• _Task brief_:
Could you output each record below exactly as it stands and leave the pictures out?

┌─ The data

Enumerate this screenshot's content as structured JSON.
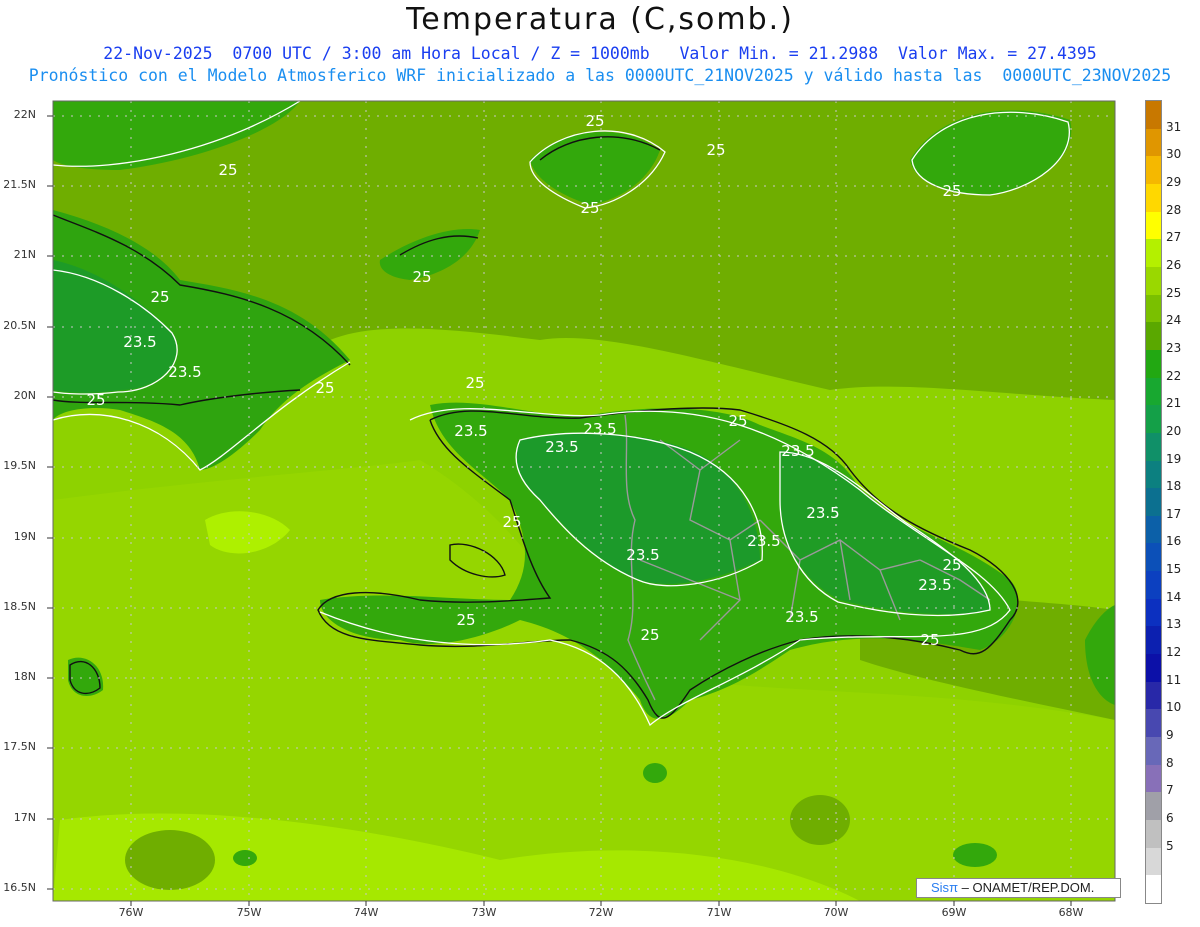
{
  "header": {
    "title": "Temperatura (C,somb.)",
    "line1": "22-Nov-2025  0700 UTC / 3:00 am Hora Local / Z = 1000mb   Valor Min. = 21.2988  Valor Max. = 27.4395",
    "line2": "Pronóstico con el Modelo Atmosferico WRF inicializado a las 0000UTC_21NOV2025 y válido hasta las  0000UTC_23NOV2025"
  },
  "axes": {
    "lat_ticks": [
      "22N",
      "21.5N",
      "21N",
      "20.5N",
      "20N",
      "19.5N",
      "19N",
      "18.5N",
      "18N",
      "17.5N",
      "17N",
      "16.5N"
    ],
    "lon_ticks": [
      "76W",
      "75W",
      "74W",
      "73W",
      "72W",
      "71W",
      "70W",
      "69W",
      "68W"
    ]
  },
  "contour_labels": [
    "25",
    "25",
    "25",
    "25",
    "25",
    "25",
    "25",
    "25",
    "25",
    "25",
    "25",
    "25",
    "25",
    "23.5",
    "23.5",
    "23.5",
    "23.5",
    "23.5",
    "23.5",
    "23.5",
    "23.5",
    "23.5",
    "23.5",
    "23.5",
    "25",
    "25",
    "25"
  ],
  "colorbar": {
    "labels": [
      "31",
      "30",
      "29",
      "28",
      "27",
      "26",
      "25",
      "24",
      "23",
      "22",
      "21",
      "20",
      "19",
      "18",
      "17",
      "16",
      "15",
      "14",
      "13",
      "12",
      "11",
      "10",
      "9",
      "8",
      "7",
      "6",
      "5"
    ],
    "colors": [
      "#c87800",
      "#e09600",
      "#f5b800",
      "#ffd800",
      "#ffff00",
      "#b4f000",
      "#9ad800",
      "#7ac000",
      "#5aa800",
      "#22a812",
      "#18a830",
      "#14a048",
      "#109068",
      "#0c8080",
      "#0c7090",
      "#0c60a8",
      "#0c50b8",
      "#0c40c0",
      "#0c30c0",
      "#0c20b0",
      "#0c10a8",
      "#2828a8",
      "#4848b0",
      "#6868b8",
      "#8870b8",
      "#a0a0a8",
      "#c0c0c0",
      "#d8d8d8",
      "#ffffff"
    ]
  },
  "credit": {
    "brand": "Sis",
    "pi": "π",
    "text": "– ONAMET/REP.DOM."
  }
}
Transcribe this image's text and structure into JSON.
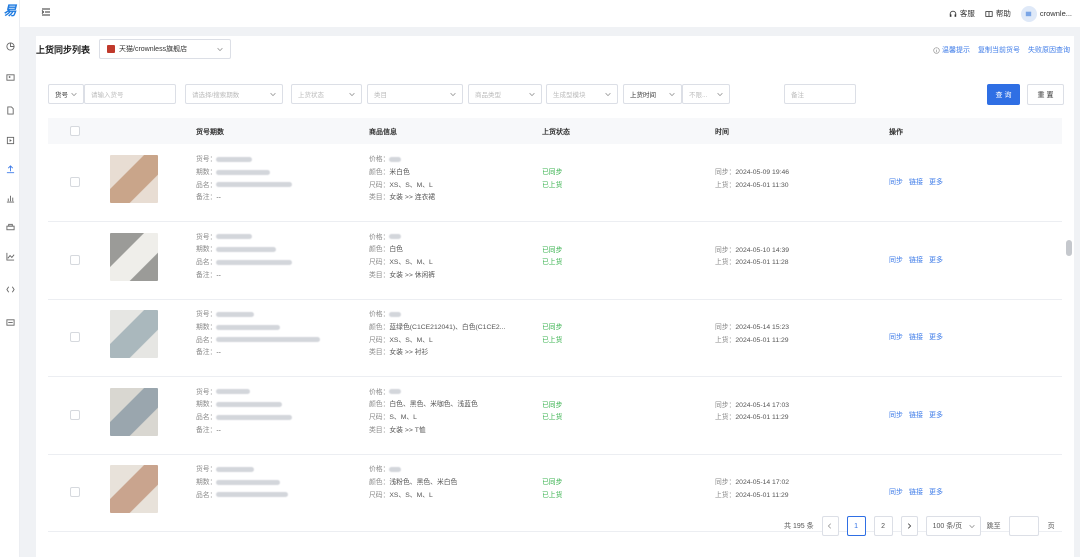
{
  "app": {
    "logo_text": "易"
  },
  "topbar": {
    "service_label": "客服",
    "help_label": "帮助",
    "user_name": "crownle..."
  },
  "page": {
    "title": "上货同步列表",
    "store_selected": "天猫/crownless旗舰店",
    "links": [
      "温馨提示",
      "复制当前货号",
      "失败原因查询"
    ]
  },
  "filters": {
    "field_select": "货号",
    "field_placeholder": "请输入货号",
    "period_placeholder": "请选择/搜索期数",
    "status_placeholder": "上货状态",
    "category_placeholder": "类目",
    "product_type_placeholder": "商品类型",
    "template_placeholder": "生成型模块",
    "time_select": "上货时间",
    "time_range_placeholder": "不限...",
    "remark_placeholder": "备注",
    "search_button": "查 询",
    "reset_button": "重 置"
  },
  "table": {
    "headers": [
      "货号期数",
      "商品信息",
      "上货状态",
      "时间",
      "操作"
    ],
    "labels": {
      "sku": "货号：",
      "period": "期数：",
      "name": "品名：",
      "remark": "备注：",
      "price": "价格：",
      "color": "颜色：",
      "size": "尺码：",
      "category": "类目：",
      "sync_time": "同步：",
      "upload_time": "上货："
    },
    "rows": [
      {
        "remark": "--",
        "color": "米白色",
        "size": "XS、S、M、L",
        "category": "女装 >> 连衣裙",
        "sync_status": "已同步",
        "upload_status": "已上货",
        "sync_time": "2024-05-09 19:46",
        "upload_time": "2024-05-01 11:30",
        "image_colors": [
          "#c9a58a",
          "#e8ddd3"
        ]
      },
      {
        "remark": "--",
        "color": "白色",
        "size": "XS、S、M、L",
        "category": "女装 >> 休闲裤",
        "sync_status": "已同步",
        "upload_status": "已上货",
        "sync_time": "2024-05-10 14:39",
        "upload_time": "2024-05-01 11:28",
        "image_colors": [
          "#efeeea",
          "#9b9b98"
        ]
      },
      {
        "remark": "--",
        "color": "蓝绿色(C1CE212041)、白色(C1CE2...",
        "size": "XS、S、M、L",
        "category": "女装 >> 衬衫",
        "sync_status": "已同步",
        "upload_status": "已上货",
        "sync_time": "2024-05-14 15:23",
        "upload_time": "2024-05-01 11:29",
        "image_colors": [
          "#aab8bd",
          "#e6e6e3"
        ]
      },
      {
        "remark": "--",
        "color": "白色、黑色、米咖色、浅蓝色",
        "size": "S、M、L",
        "category": "女装 >> T恤",
        "sync_status": "已同步",
        "upload_status": "已上货",
        "sync_time": "2024-05-14 17:03",
        "upload_time": "2024-05-01 11:29",
        "image_colors": [
          "#9aa6ae",
          "#d9d7d1"
        ]
      },
      {
        "remark": "",
        "color": "浅粉色、黑色、米白色",
        "size": "XS、S、M、L",
        "category": "",
        "sync_status": "已同步",
        "upload_status": "已上货",
        "sync_time": "2024-05-14 17:02",
        "upload_time": "2024-05-01 11:29",
        "image_colors": [
          "#c9a48e",
          "#e8e2da"
        ]
      }
    ],
    "ops": [
      "同步",
      "链接",
      "更多"
    ]
  },
  "pagination": {
    "total": "共 195 条",
    "pages": [
      "1",
      "2"
    ],
    "current": "1",
    "page_size": "100 条/页",
    "goto_label": "跳至",
    "page_unit": "页"
  }
}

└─

• _Worked solution_:
Enumerate this screenshot's content as structured JSON.
{
  "header": {
    "title": "Temperatura (C,somb.)",
    "line1": "22-Nov-2025  0700 UTC / 3:00 am Hora Local / Z = 1000mb   Valor Min. = 21.2988  Valor Max. = 27.4395",
    "line2": "Pronóstico con el Modelo Atmosferico WRF inicializado a las 0000UTC_21NOV2025 y válido hasta las  0000UTC_23NOV2025"
  },
  "axes": {
    "lat_ticks": [
      "22N",
      "21.5N",
      "21N",
      "20.5N",
      "20N",
      "19.5N",
      "19N",
      "18.5N",
      "18N",
      "17.5N",
      "17N",
      "16.5N"
    ],
    "lon_ticks": [
      "76W",
      "75W",
      "74W",
      "73W",
      "72W",
      "71W",
      "70W",
      "69W",
      "68W"
    ]
  },
  "contour_labels": [
    "25",
    "25",
    "25",
    "25",
    "25",
    "25",
    "25",
    "25",
    "25",
    "25",
    "25",
    "25",
    "25",
    "23.5",
    "23.5",
    "23.5",
    "23.5",
    "23.5",
    "23.5",
    "23.5",
    "23.5",
    "23.5",
    "23.5",
    "23.5",
    "25",
    "25",
    "25"
  ],
  "colorbar": {
    "labels": [
      "31",
      "30",
      "29",
      "28",
      "27",
      "26",
      "25",
      "24",
      "23",
      "22",
      "21",
      "20",
      "19",
      "18",
      "17",
      "16",
      "15",
      "14",
      "13",
      "12",
      "11",
      "10",
      "9",
      "8",
      "7",
      "6",
      "5"
    ],
    "colors": [
      "#c87800",
      "#e09600",
      "#f5b800",
      "#ffd800",
      "#ffff00",
      "#b4f000",
      "#9ad800",
      "#7ac000",
      "#5aa800",
      "#22a812",
      "#18a830",
      "#14a048",
      "#109068",
      "#0c8080",
      "#0c7090",
      "#0c60a8",
      "#0c50b8",
      "#0c40c0",
      "#0c30c0",
      "#0c20b0",
      "#0c10a8",
      "#2828a8",
      "#4848b0",
      "#6868b8",
      "#8870b8",
      "#a0a0a8",
      "#c0c0c0",
      "#d8d8d8",
      "#ffffff"
    ]
  },
  "credit": {
    "brand": "Sis",
    "pi": "π",
    "text": "– ONAMET/REP.DOM."
  }
}
Transcribe this image's text and structure into JSON.
{
  "app": {
    "logo_text": "易"
  },
  "topbar": {
    "service_label": "客服",
    "help_label": "帮助",
    "user_name": "crownle..."
  },
  "page": {
    "title": "上货同步列表",
    "store_selected": "天猫/crownless旗舰店",
    "links": [
      "温馨提示",
      "复制当前货号",
      "失败原因查询"
    ]
  },
  "filters": {
    "field_select": "货号",
    "field_placeholder": "请输入货号",
    "period_placeholder": "请选择/搜索期数",
    "status_placeholder": "上货状态",
    "category_placeholder": "类目",
    "product_type_placeholder": "商品类型",
    "template_placeholder": "生成型模块",
    "time_select": "上货时间",
    "time_range_placeholder": "不限...",
    "remark_placeholder": "备注",
    "search_button": "查 询",
    "reset_button": "重 置"
  },
  "table": {
    "headers": [
      "货号期数",
      "商品信息",
      "上货状态",
      "时间",
      "操作"
    ],
    "labels": {
      "sku": "货号：",
      "period": "期数：",
      "name": "品名：",
      "remark": "备注：",
      "price": "价格：",
      "color": "颜色：",
      "size": "尺码：",
      "category": "类目：",
      "sync_time": "同步：",
      "upload_time": "上货："
    },
    "rows": [
      {
        "remark": "--",
        "color": "米白色",
        "size": "XS、S、M、L",
        "category": "女装 >> 连衣裙",
        "sync_status": "已同步",
        "upload_status": "已上货",
        "sync_time": "2024-05-09 19:46",
        "upload_time": "2024-05-01 11:30",
        "image_colors": [
          "#c9a58a",
          "#e8ddd3"
        ]
      },
      {
        "remark": "--",
        "color": "白色",
        "size": "XS、S、M、L",
        "category": "女装 >> 休闲裤",
        "sync_status": "已同步",
        "upload_status": "已上货",
        "sync_time": "2024-05-10 14:39",
        "upload_time": "2024-05-01 11:28",
        "image_colors": [
          "#efeeea",
          "#9b9b98"
        ]
      },
      {
        "remark": "--",
        "color": "蓝绿色(C1CE212041)、白色(C1CE2...",
        "size": "XS、S、M、L",
        "category": "女装 >> 衬衫",
        "sync_status": "已同步",
        "upload_status": "已上货",
        "sync_time": "2024-05-14 15:23",
        "upload_time": "2024-05-01 11:29",
        "image_colors": [
          "#aab8bd",
          "#e6e6e3"
        ]
      },
      {
        "remark": "--",
        "color": "白色、黑色、米咖色、浅蓝色",
        "size": "S、M、L",
        "category": "女装 >> T恤",
        "sync_status": "已同步",
        "upload_status": "已上货",
        "sync_time": "2024-05-14 17:03",
        "upload_time": "2024-05-01 11:29",
        "image_colors": [
          "#9aa6ae",
          "#d9d7d1"
        ]
      },
      {
        "remark": "",
        "color": "浅粉色、黑色、米白色",
        "size": "XS、S、M、L",
        "category": "",
        "sync_status": "已同步",
        "upload_status": "已上货",
        "sync_time": "2024-05-14 17:02",
        "upload_time": "2024-05-01 11:29",
        "image_colors": [
          "#c9a48e",
          "#e8e2da"
        ]
      }
    ],
    "ops": [
      "同步",
      "链接",
      "更多"
    ]
  },
  "pagination": {
    "total": "共 195 条",
    "pages": [
      "1",
      "2"
    ],
    "current": "1",
    "page_size": "100 条/页",
    "goto_label": "跳至",
    "page_unit": "页"
  }
}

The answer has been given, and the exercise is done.